# WHAT YOU NEED TO DO
Identify each line in the records below that contains the word "time", and copy it.

### STORED DATA ###

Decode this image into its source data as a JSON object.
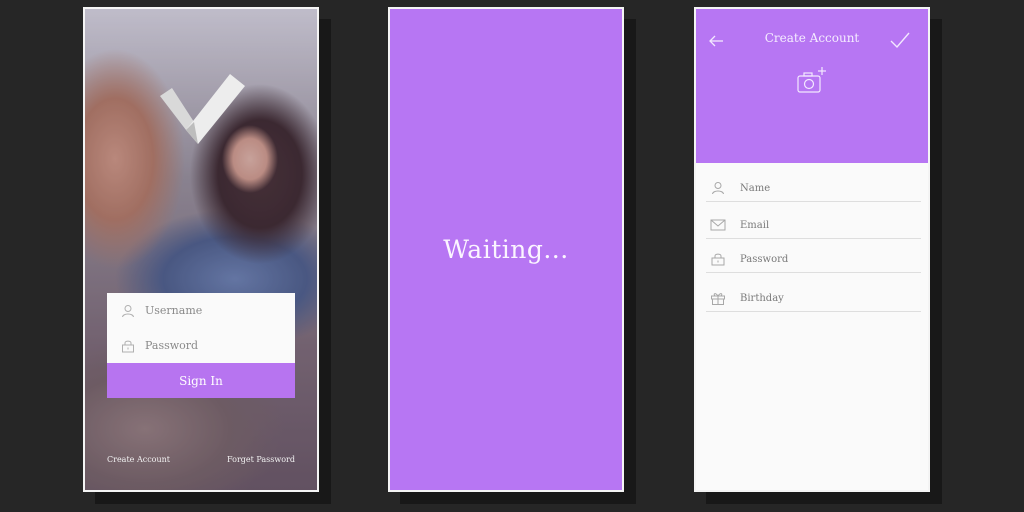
{
  "login_screen": {
    "username_placeholder": "Username",
    "password_placeholder": "Password",
    "signin_label": "Sign In",
    "create_account_link": "Create Account",
    "forget_password_link": "Forget Password",
    "accent_color": "#b774f0"
  },
  "waiting_screen": {
    "message": "Waiting..."
  },
  "create_account_screen": {
    "title": "Create Account",
    "fields": [
      {
        "label": "Name",
        "icon": "user-icon"
      },
      {
        "label": "Email",
        "icon": "mail-icon"
      },
      {
        "label": "Password",
        "icon": "lock-icon"
      },
      {
        "label": "Birthday",
        "icon": "gift-icon"
      }
    ],
    "header_color": "#b776f3"
  }
}
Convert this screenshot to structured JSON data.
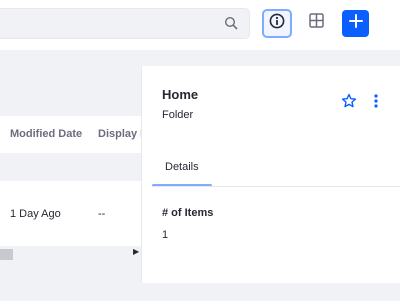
{
  "toolbar": {
    "search_placeholder": "",
    "icons": [
      "search-icon",
      "info-circle-icon",
      "cards-view-icon",
      "plus-icon"
    ],
    "accent_color": "#0b5fff",
    "active_outline_color": "#80acff"
  },
  "table": {
    "columns": [
      "Modified Date",
      "Display D"
    ],
    "rows": [
      {
        "modified_date": "1 Day Ago",
        "display_date": "--"
      }
    ]
  },
  "info_panel": {
    "title": "Home",
    "subtitle": "Folder",
    "tabs": [
      {
        "label": "Details",
        "active": true
      }
    ],
    "fields": [
      {
        "label": "# of Items",
        "value": "1"
      }
    ],
    "icons": [
      "star-icon",
      "kebab-menu-icon"
    ]
  }
}
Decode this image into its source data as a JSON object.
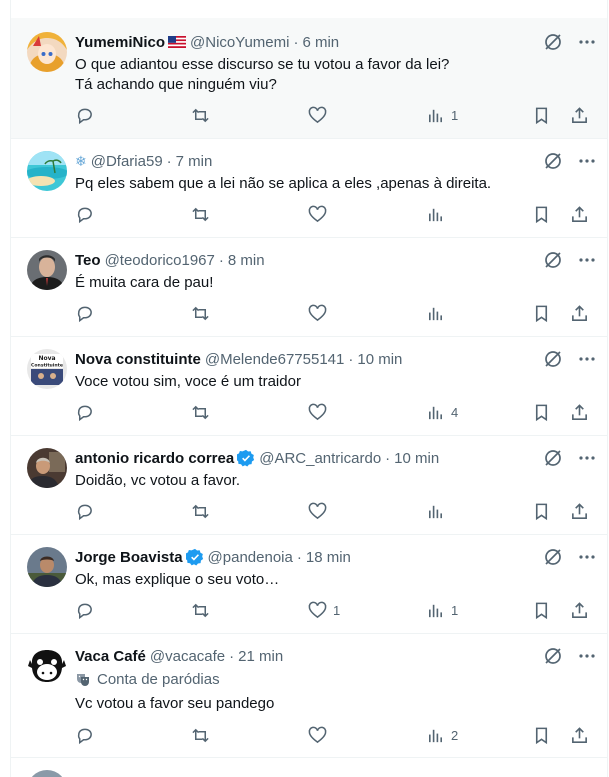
{
  "tweets": [
    {
      "name": "YumemiNico",
      "has_flag": true,
      "handle": "@NicoYumemi",
      "time": "6 min",
      "text": [
        "O que adiantou esse discurso se tu votou a favor da lei?",
        "Tá achando que ninguém viu?"
      ],
      "likes": "",
      "views": "1"
    },
    {
      "name": "",
      "prefix_icon": "snowflake-icon",
      "handle": "@Dfaria59",
      "time": "7 min",
      "text": [
        "Pq eles sabem que a lei não se aplica a eles ,apenas à direita."
      ],
      "likes": "",
      "views": ""
    },
    {
      "name": "Teo",
      "handle": "@teodorico1967",
      "time": "8 min",
      "text": [
        "É muita cara de pau!"
      ],
      "likes": "",
      "views": ""
    },
    {
      "name": "Nova constituinte",
      "handle": "@Melende67755141",
      "time": "10 min",
      "text": [
        "Voce votou sim, voce é um traidor"
      ],
      "likes": "",
      "views": "4"
    },
    {
      "name": "antonio ricardo correa",
      "verified": true,
      "handle": "@ARC_antricardo",
      "time": "10 min",
      "text": [
        "Doidão, vc votou a favor."
      ],
      "likes": "",
      "views": ""
    },
    {
      "name": "Jorge Boavista",
      "verified": true,
      "handle": "@pandenoia",
      "time": "18 min",
      "text": [
        "Ok, mas explique o seu voto…"
      ],
      "likes": "1",
      "views": "1"
    },
    {
      "name": "Vaca Café",
      "handle": "@vacacafe",
      "time": "21 min",
      "parody_label": "Conta de paródias",
      "text": [
        "Vc votou a favor seu pandego"
      ],
      "likes": "",
      "views": "2"
    }
  ],
  "dot": "·",
  "avatar_texts": {
    "nova": "Nova Constituinte"
  },
  "colors": {
    "verified": "#1d9bf0",
    "secondary": "#536471",
    "border": "#eff3f4"
  }
}
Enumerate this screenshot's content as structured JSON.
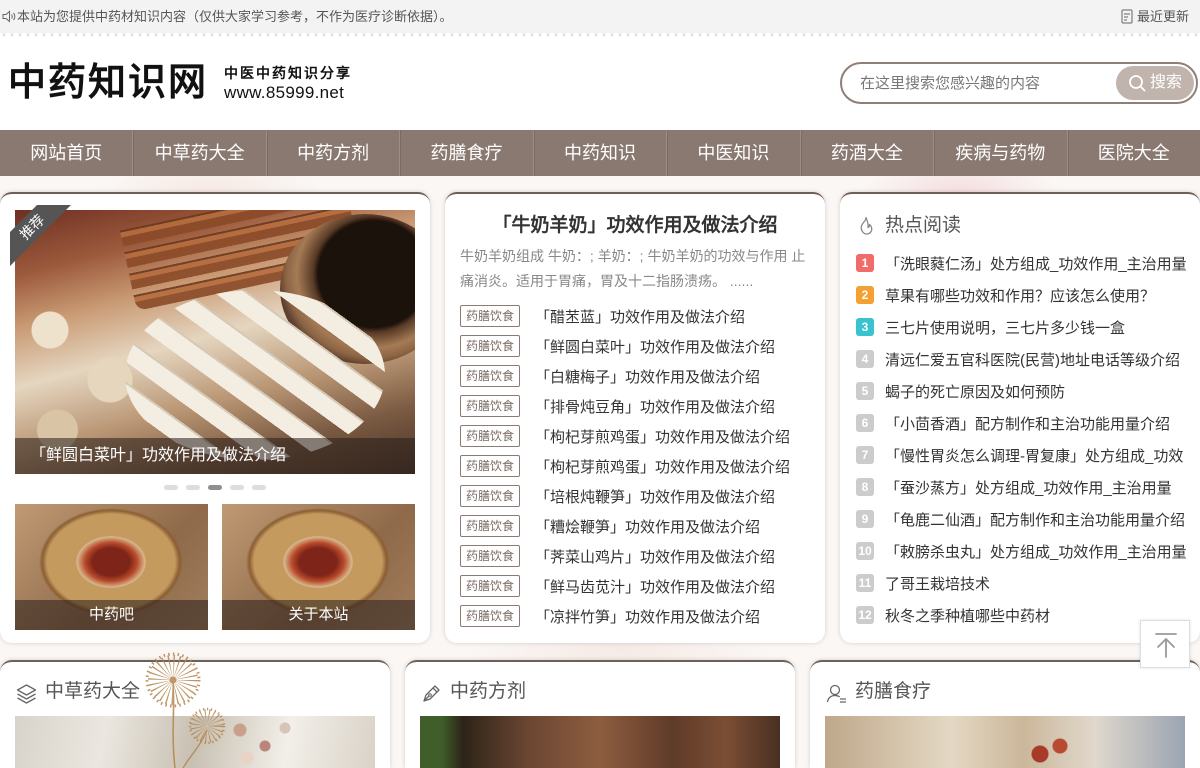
{
  "topbar": {
    "notice": "本站为您提供中药材知识内容（仅供大家学习参考，不作为医疗诊断依据）。",
    "recent": "最近更新"
  },
  "header": {
    "logo": "中药知识网",
    "tagline": "中医中药知识分享",
    "domain": "www.85999.net"
  },
  "search": {
    "placeholder": "在这里搜索您感兴趣的内容",
    "button": "搜索"
  },
  "nav": [
    "网站首页",
    "中草药大全",
    "中药方剂",
    "药膳食疗",
    "中药知识",
    "中医知识",
    "药酒大全",
    "疾病与药物",
    "医院大全"
  ],
  "slider": {
    "badge": "推荐",
    "caption": "「鲜圆白菜叶」功效作用及做法介绍",
    "pages": 5,
    "active_page": 3
  },
  "thumbs": [
    {
      "label": "中药吧"
    },
    {
      "label": "关于本站"
    }
  ],
  "featured": {
    "title": "「牛奶羊奶」功效作用及做法介绍",
    "summary": "牛奶羊奶组成 牛奶：; 羊奶：; 牛奶羊奶的功效与作用 止痛消炎。适用于胃痛，胃及十二指肠溃疡。 ......",
    "items": [
      {
        "tag": "药膳饮食",
        "title": "「醋苤蓝」功效作用及做法介绍"
      },
      {
        "tag": "药膳饮食",
        "title": "「鲜圆白菜叶」功效作用及做法介绍"
      },
      {
        "tag": "药膳饮食",
        "title": "「白糖梅子」功效作用及做法介绍"
      },
      {
        "tag": "药膳饮食",
        "title": "「排骨炖豆角」功效作用及做法介绍"
      },
      {
        "tag": "药膳饮食",
        "title": "「枸杞芽煎鸡蛋」功效作用及做法介绍"
      },
      {
        "tag": "药膳饮食",
        "title": "「枸杞芽煎鸡蛋」功效作用及做法介绍"
      },
      {
        "tag": "药膳饮食",
        "title": "「培根炖鞭笋」功效作用及做法介绍"
      },
      {
        "tag": "药膳饮食",
        "title": "「糟烩鞭笋」功效作用及做法介绍"
      },
      {
        "tag": "药膳饮食",
        "title": "「荠菜山鸡片」功效作用及做法介绍"
      },
      {
        "tag": "药膳饮食",
        "title": "「鲜马齿苋汁」功效作用及做法介绍"
      },
      {
        "tag": "药膳饮食",
        "title": "「凉拌竹笋」功效作用及做法介绍"
      }
    ]
  },
  "hot": {
    "title": "热点阅读",
    "items": [
      {
        "rank": "1",
        "title": "「洗眼蕤仁汤」处方组成_功效作用_主治用量"
      },
      {
        "rank": "2",
        "title": "草果有哪些功效和作用？应该怎么使用？"
      },
      {
        "rank": "3",
        "title": "三七片使用说明，三七片多少钱一盒"
      },
      {
        "rank": "4",
        "title": "清远仁爱五官科医院(民营)地址电话等级介绍"
      },
      {
        "rank": "5",
        "title": "蝎子的死亡原因及如何预防"
      },
      {
        "rank": "6",
        "title": "「小茴香酒」配方制作和主治功能用量介绍"
      },
      {
        "rank": "7",
        "title": "「慢性胃炎怎么调理-胃复康」处方组成_功效"
      },
      {
        "rank": "8",
        "title": "「蚕沙蒸方」处方组成_功效作用_主治用量"
      },
      {
        "rank": "9",
        "title": "「龟鹿二仙酒」配方制作和主治功能用量介绍"
      },
      {
        "rank": "10",
        "title": "「敕膀杀虫丸」处方组成_功效作用_主治用量"
      },
      {
        "rank": "11",
        "title": "了哥王栽培技术"
      },
      {
        "rank": "12",
        "title": "秋冬之季种植哪些中药材"
      }
    ]
  },
  "sections": [
    {
      "title": "中草药大全",
      "icon": "layers-icon"
    },
    {
      "title": "中药方剂",
      "icon": "pen-icon"
    },
    {
      "title": "药膳食疗",
      "icon": "user-icon"
    }
  ],
  "icons": {
    "notice": "speaker-icon",
    "recent": "document-icon",
    "search": "search-icon",
    "hot": "flame-icon",
    "back_to_top": "arrow-up-icon"
  },
  "colors": {
    "nav_bg": "#8a7970",
    "tag": "#8b7b73",
    "rank": [
      "#f26b6b",
      "#f5a033",
      "#38c3cf"
    ],
    "rank_default": "#cccccc"
  }
}
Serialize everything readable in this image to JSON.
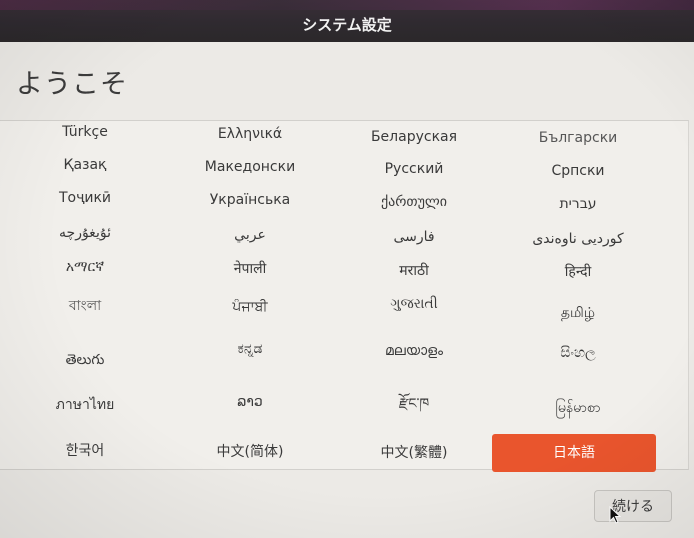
{
  "window": {
    "title": "システム設定"
  },
  "page": {
    "heading": "ようこそ"
  },
  "languages": [
    "Türkçe",
    "Ελληνικά",
    "Беларуская",
    "Български",
    "Қазақ",
    "Македонски",
    "Русский",
    "Српски",
    "Тоҷикӣ",
    "Українська",
    "ქართული",
    "עברית",
    "ئۇيغۇرچە",
    "عربي",
    "فارسی",
    "کوردیی ناوەندی",
    "አማርኛ",
    "नेपाली",
    "मराठी",
    "हिन्दी",
    "বাংলা",
    "ਪੰਜਾਬੀ",
    "ગુજરાતી",
    "தமிழ்",
    "తెలుగు",
    "ಕನ್ನಡ",
    "മലയാളം",
    "සිංහල",
    "ภาษาไทย",
    "ລາວ",
    "རྫོང་ཁ",
    "မြန်မာစာ",
    "한국어",
    "中文(简体)",
    "中文(繁體)",
    "日本語"
  ],
  "selected_language": "日本語",
  "buttons": {
    "continue": "続ける"
  },
  "colors": {
    "accent": "#e9552d",
    "titlebar": "#2f2a30"
  }
}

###

# RESPONSE AREA
      "time": "6 min",
      "time": "7 min",
      "time": "8 min",
      "time": "10 min",
      "time": "10 min",
      "time": "18 min",
      "time": "21 min",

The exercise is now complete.